Mission: Impossible – Rogue Nation
photo courtesy of Paramount Pictures
Great balls of fire: Tom Cruise in Mission: Impossible – Rogue Nation
Last year, in an LA Weekly
article entitled “How YouTube and Internet Journalism Destroyed Tom Cruise, Our Last Real Movie Star,”
Amy Nicholson contended that the action roles Cruise has taken in recent years are urgent attempts by an aging actor (he just turned 53) to reclaim his evaporating popularity, much of it built on skillfully chosen dramatic roles.
Indeed, Cruise, a three-time Oscar nominee, hasn’t headlined a non-action film since 2008. With the Mission: Impossible
franchise, he has produced a durable action serial in his own image: entertaining, bankable, polished, wacky, a bit generic and more appealing than many would admit in mixed company.
Mission: Impossible – Rogue Nation
is the fifth entry (the first was almost 20 years ago!) and the closest Cruise has come to crafting a full-fledged American James Bond, starting with a pre-title sequence that has Cruise, as IMF agent Ethan Hunt, clinging to the outside of an Airbus A400M during takeoff. Cue Lalo Schifrin’s Pavlovian theme song and we’re on to a disapproving M, a comic Q and the revolving love interest. There’s a shadowy SPECTRE-esque criminal organization led by a Blofeld-ian baddie and his deadly, idiosyncratic henchman.
This time around, Hunt goes rogue to root out the villains and save the world … just like he did in two previous M:I
movies. After CIA chief Alan Hunley (Alec Baldwin) successfully lobbies Congress to defund the Impossible Mission Force, Hunt, tech guru Benji Dunn (Simon Pegg) and porkpie-wearing hacker Luther Stickell (Ving Rhames) hopscotch the globe to battle the Syndicate, the multinational terrorist group led by Solomon Lane (Sean Harris), a cold-blooded ex-British agent.
The plot, a twisty John le Carré knockoff, is strung together with the usual tentpole suspense sequences, starting with a Hitchcockian cat-and-mouse game amid the rafters of the Vienna State Opera during a performance of Puccini’s Turandot
. Another intricate incursion into an impenetrable fortress, for which Cruise reportedly held his breath for six minutes inside an underwater centrifuge, is followed by a hairpin motorcycle chase down the Marrakesh Highway. Director Christopher McQuarrie, who helmed Cruise in Jack Reacher
but still got another chance, keeps the action lively and insistent until the somewhat muted climax.
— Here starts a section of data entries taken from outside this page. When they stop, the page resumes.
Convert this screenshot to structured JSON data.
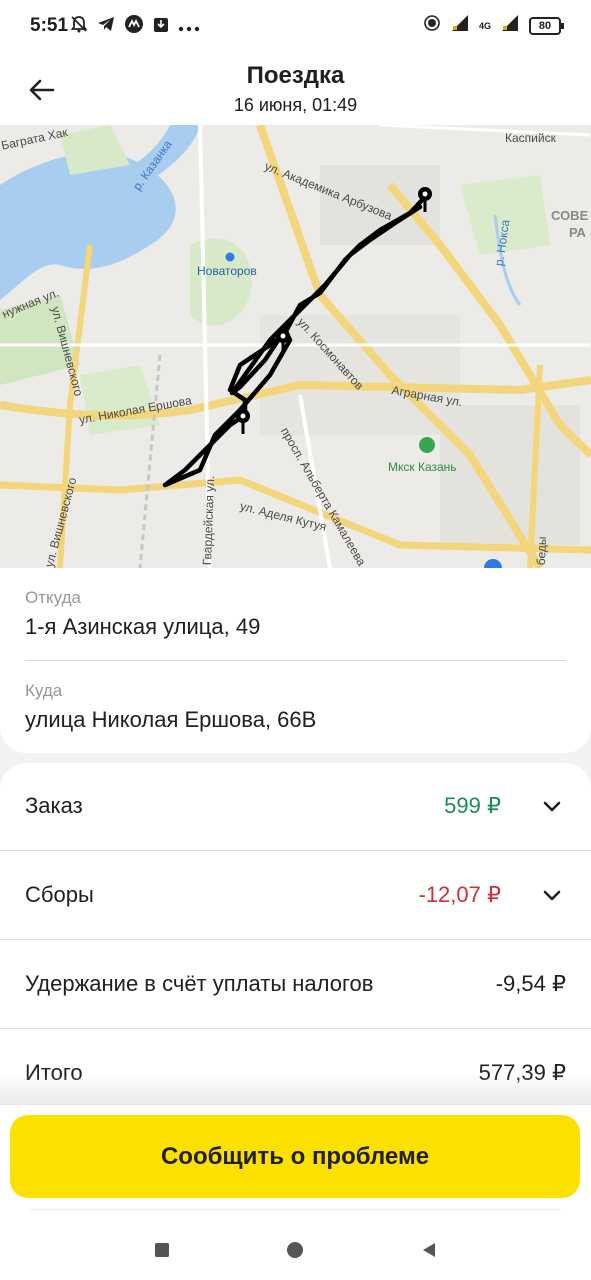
{
  "status_bar": {
    "time": "5:51",
    "left_icons": [
      "alarm-off-icon",
      "telegram-icon",
      "app-icon",
      "download-icon",
      "more-icon"
    ],
    "network": "4G",
    "battery": "80"
  },
  "header": {
    "title": "Поездка",
    "subtitle": "16 июня, 01:49"
  },
  "map": {
    "labels": {
      "arbuzova": "ул. Академика Арбузова",
      "novatorov": "Новаторов",
      "vishnevskogo": "ул. Вишневского",
      "ershova": "ул. Николая Ершова",
      "kosmonavtov": "ул. Космонавтов",
      "agrarnaya": "Аграрная ул.",
      "kamaleeva": "просп. Альберта Камалеева",
      "kutuya": "ул. Аделя Кутуя",
      "gvardeiskaya": "Гвардейская ул.",
      "mcsk": "Мкск Казань",
      "nokса": "р. Нокса",
      "kazanka": "р. Казанка",
      "kaspiyskaya": "Каспийск",
      "sove": "СОВЕ",
      "ra": "РА",
      "bagrata": "Баграта Хак",
      "nuzhnaya": "нужная ул.",
      "vishnevskogo2": "ул. Вишневского",
      "bedy": "беды"
    },
    "route_color": "#000000"
  },
  "trip": {
    "from_label": "Откуда",
    "from_value": "1-я Азинская улица, 49",
    "to_label": "Куда",
    "to_value": "улица Николая Ершова, 66В"
  },
  "price": {
    "order_label": "Заказ",
    "order_value": "599 ₽",
    "order_color": "#1c8c55",
    "fees_label": "Сборы",
    "fees_value": "-12,07 ₽",
    "fees_color": "#c8313e",
    "tax_label": "Удержание в счёт уплаты налогов",
    "tax_value": "-9,54 ₽",
    "total_label": "Итого",
    "total_value": "577,39 ₽"
  },
  "actions": {
    "report_label": "Сообщить о проблеме",
    "accent": "#fce000"
  }
}
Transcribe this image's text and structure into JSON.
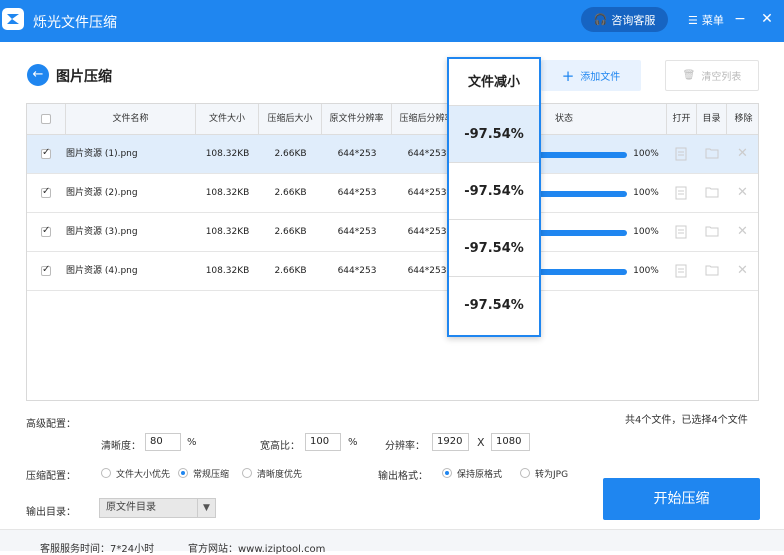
{
  "app": {
    "title": "烁光文件压缩",
    "consult_label": "咨询客服",
    "menu_label": "菜单",
    "minimize": "−",
    "close": "✕"
  },
  "page": {
    "title": "图片压缩",
    "add_file": "添加文件",
    "clear_list": "清空列表"
  },
  "table": {
    "headers": {
      "name": "文件名称",
      "size": "文件大小",
      "compressed_size": "压缩后大小",
      "orig_res": "原文件分辨率",
      "new_res": "压缩后分辨率",
      "status": "状态",
      "open": "打开",
      "dir": "目录",
      "remove": "移除"
    },
    "rows": [
      {
        "name": "图片资源 (1).png",
        "size": "108.32KB",
        "compressed_size": "2.66KB",
        "orig_res": "644*253",
        "new_res": "644*253",
        "progress": "100%"
      },
      {
        "name": "图片资源 (2).png",
        "size": "108.32KB",
        "compressed_size": "2.66KB",
        "orig_res": "644*253",
        "new_res": "644*253",
        "progress": "100%"
      },
      {
        "name": "图片资源 (3).png",
        "size": "108.32KB",
        "compressed_size": "2.66KB",
        "orig_res": "644*253",
        "new_res": "644*253",
        "progress": "100%"
      },
      {
        "name": "图片资源 (4).png",
        "size": "108.32KB",
        "compressed_size": "2.66KB",
        "orig_res": "644*253",
        "new_res": "644*253",
        "progress": "100%"
      }
    ]
  },
  "popup": {
    "header": "文件减小",
    "values": [
      "-97.54%",
      "-97.54%",
      "-97.54%",
      "-97.54%"
    ]
  },
  "summary": "共4个文件，已选择4个文件",
  "settings": {
    "advanced_label": "高级配置：",
    "clarity_label": "清晰度：",
    "clarity_value": "80",
    "clarity_unit": "%",
    "aspect_label": "宽高比：",
    "aspect_value": "100",
    "aspect_unit": "%",
    "resolution_label": "分辨率：",
    "res_w": "1920",
    "res_x": "X",
    "res_h": "1080",
    "compress_label": "压缩配置：",
    "compress_options": [
      "文件大小优先",
      "常规压缩",
      "清晰度优先"
    ],
    "compress_selected": "常规压缩",
    "format_label": "输出格式：",
    "format_options": [
      "保持原格式",
      "转为JPG"
    ],
    "format_selected": "保持原格式",
    "output_label": "输出目录：",
    "output_value": "原文件目录"
  },
  "start_button": "开始压缩",
  "footer": {
    "service_time": "客服服务时间：7*24小时",
    "website": "官方网站：www.iziptool.com"
  }
}
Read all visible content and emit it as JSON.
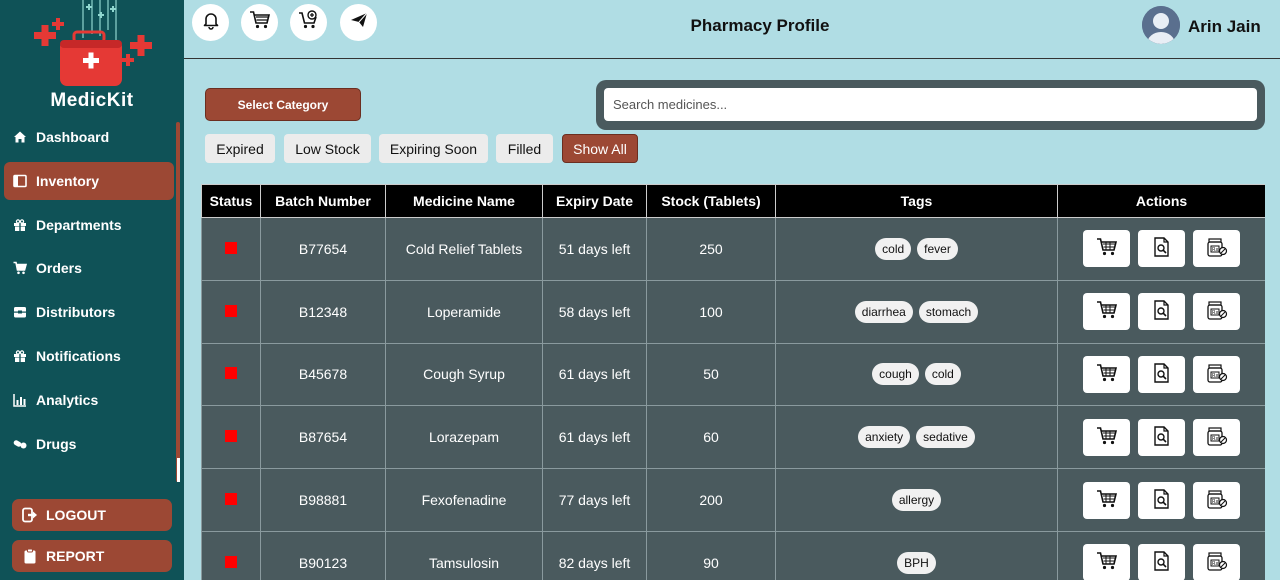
{
  "app": {
    "name": "MedicKit"
  },
  "sidebar": {
    "items": [
      {
        "label": "Dashboard",
        "icon": "home-icon"
      },
      {
        "label": "Inventory",
        "icon": "inventory-icon",
        "active": true
      },
      {
        "label": "Departments",
        "icon": "gift-icon"
      },
      {
        "label": "Orders",
        "icon": "cart-icon"
      },
      {
        "label": "Distributors",
        "icon": "box-icon"
      },
      {
        "label": "Notifications",
        "icon": "gift-icon"
      },
      {
        "label": "Analytics",
        "icon": "chart-icon"
      },
      {
        "label": "Drugs",
        "icon": "pills-icon"
      }
    ],
    "logout_label": "LOGOUT",
    "report_label": "REPORT"
  },
  "header": {
    "title": "Pharmacy Profile",
    "user_name": "Arin Jain",
    "icons": [
      "bell-icon",
      "cart-icon",
      "cart-add-icon",
      "plane-icon"
    ]
  },
  "controls": {
    "select_category_label": "Select Category",
    "search_placeholder": "Search medicines...",
    "filters": [
      "Expired",
      "Low Stock",
      "Expiring Soon",
      "Filled",
      "Show All"
    ],
    "active_filter": "Show All"
  },
  "table": {
    "columns": [
      "Status",
      "Batch Number",
      "Medicine Name",
      "Expiry Date",
      "Stock (Tablets)",
      "Tags",
      "Actions"
    ],
    "rows": [
      {
        "batch": "B77654",
        "name": "Cold Relief Tablets",
        "expiry": "51 days left",
        "stock": "250",
        "tags": [
          "cold",
          "fever"
        ]
      },
      {
        "batch": "B12348",
        "name": "Loperamide",
        "expiry": "58 days left",
        "stock": "100",
        "tags": [
          "diarrhea",
          "stomach"
        ]
      },
      {
        "batch": "B45678",
        "name": "Cough Syrup",
        "expiry": "61 days left",
        "stock": "50",
        "tags": [
          "cough",
          "cold"
        ]
      },
      {
        "batch": "B87654",
        "name": "Lorazepam",
        "expiry": "61 days left",
        "stock": "60",
        "tags": [
          "anxiety",
          "sedative"
        ]
      },
      {
        "batch": "B98881",
        "name": "Fexofenadine",
        "expiry": "77 days left",
        "stock": "200",
        "tags": [
          "allergy"
        ]
      },
      {
        "batch": "B90123",
        "name": "Tamsulosin",
        "expiry": "82 days left",
        "stock": "90",
        "tags": [
          "BPH"
        ]
      }
    ],
    "action_icons": [
      "cart-icon",
      "document-search-icon",
      "prescription-icon"
    ]
  },
  "colors": {
    "sidebar_bg": "#0f5257",
    "accent": "#9c4834",
    "page_bg": "#b0dde4",
    "row_bg": "#4a5a5e",
    "status_red": "#ff0000"
  }
}
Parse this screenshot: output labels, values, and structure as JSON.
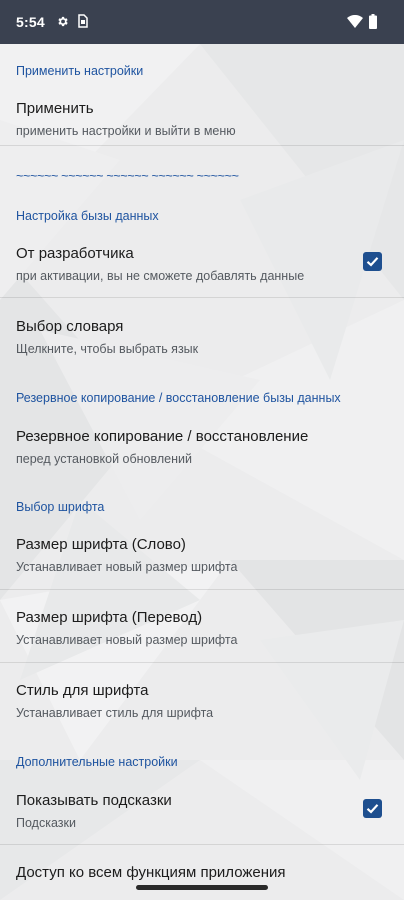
{
  "status_bar": {
    "time": "5:54",
    "icons": [
      "gear-icon",
      "sim-card-icon",
      "wifi-icon",
      "battery-icon"
    ]
  },
  "colors": {
    "status_bar_bg": "#3a4150",
    "section_header": "#1f54a0",
    "checkbox": "#1e4f8f"
  },
  "sections": {
    "apply": "Применить настройки",
    "dashes": "~~~~~~ ~~~~~~ ~~~~~~ ~~~~~~ ~~~~~~",
    "database": "Настройка бызы данных",
    "backup": "Резервное копирование / восстановление бызы данных",
    "font": "Выбор шрифта",
    "extra": "Дополнительные настройки"
  },
  "prefs": {
    "apply": {
      "title": "Применить",
      "summary": "применить настройки и выйти в меню"
    },
    "developer": {
      "title": "От разработчика",
      "summary": "при активации, вы не сможете добавлять данные",
      "checked": true
    },
    "dictionary": {
      "title": "Выбор словаря",
      "summary": "Щелкните, чтобы выбрать язык"
    },
    "backup": {
      "title": "Резервное копирование / восстановление",
      "summary": "перед установкой обновлений"
    },
    "font_word": {
      "title": "Размер шрифта (Слово)",
      "summary": "Устанавливает новый размер шрифта"
    },
    "font_translation": {
      "title": "Размер шрифта (Перевод)",
      "summary": "Устанавливает новый размер шрифта"
    },
    "font_style": {
      "title": "Стиль для шрифта",
      "summary": "Устанавливает стиль для шрифта"
    },
    "hints": {
      "title": "Показывать подсказки",
      "summary": "Подсказки",
      "checked": true
    },
    "all_features": {
      "title": "Доступ ко всем функциям приложения"
    }
  }
}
With poor Jeremy Renner’s William Brandt mainly consigned to the bureaucratic background, Cruise shares the spotlight with Swedish actress Rebecca Ferguson as Ilsa Faust, a sexy, supremely skilled spy who confounds Hunt with conflicting allegiances and her confluence of allure and mistrust. There’s probably an allegory here for Cruise’s ill-fated marriages.
Late in the film, when gun-toting cannon fodder encircle Hunt and Faust at a sidewalk cafe, the music drops as the two gaze at each other, quietly formulating the shootout to come. It’s a moment worthy of Sergio Leone that confirms Faust as Hunt’s equal. While the love interests in this sort of action thriller—whether they’re called Bond Girls or, let’s say, Mission Maidens—are cast aside before the next sequel, Ferguson’s compelling Faust merits a recurring role in the M:I
milieu. But make no mistake: Cruise remains the alpha agent of this group.
makes little sense, but that’s not the point, is it? Instead, it’s industrial, adrenal action with a visual panache that has been missing since Brian DePalma’s first Mission: Impossible
movie. Cruise struck his Faustian bargain, trading thematic depth and the power to control his personal reputation for exhilarating escapism, professional acclaim and, apparently, eternal youth. He’s now a virtual S1mOne
-like algorithm, assimilated into the mechanized moviemaking matrix. Just keep feeding us blue pills and we’ll be happy.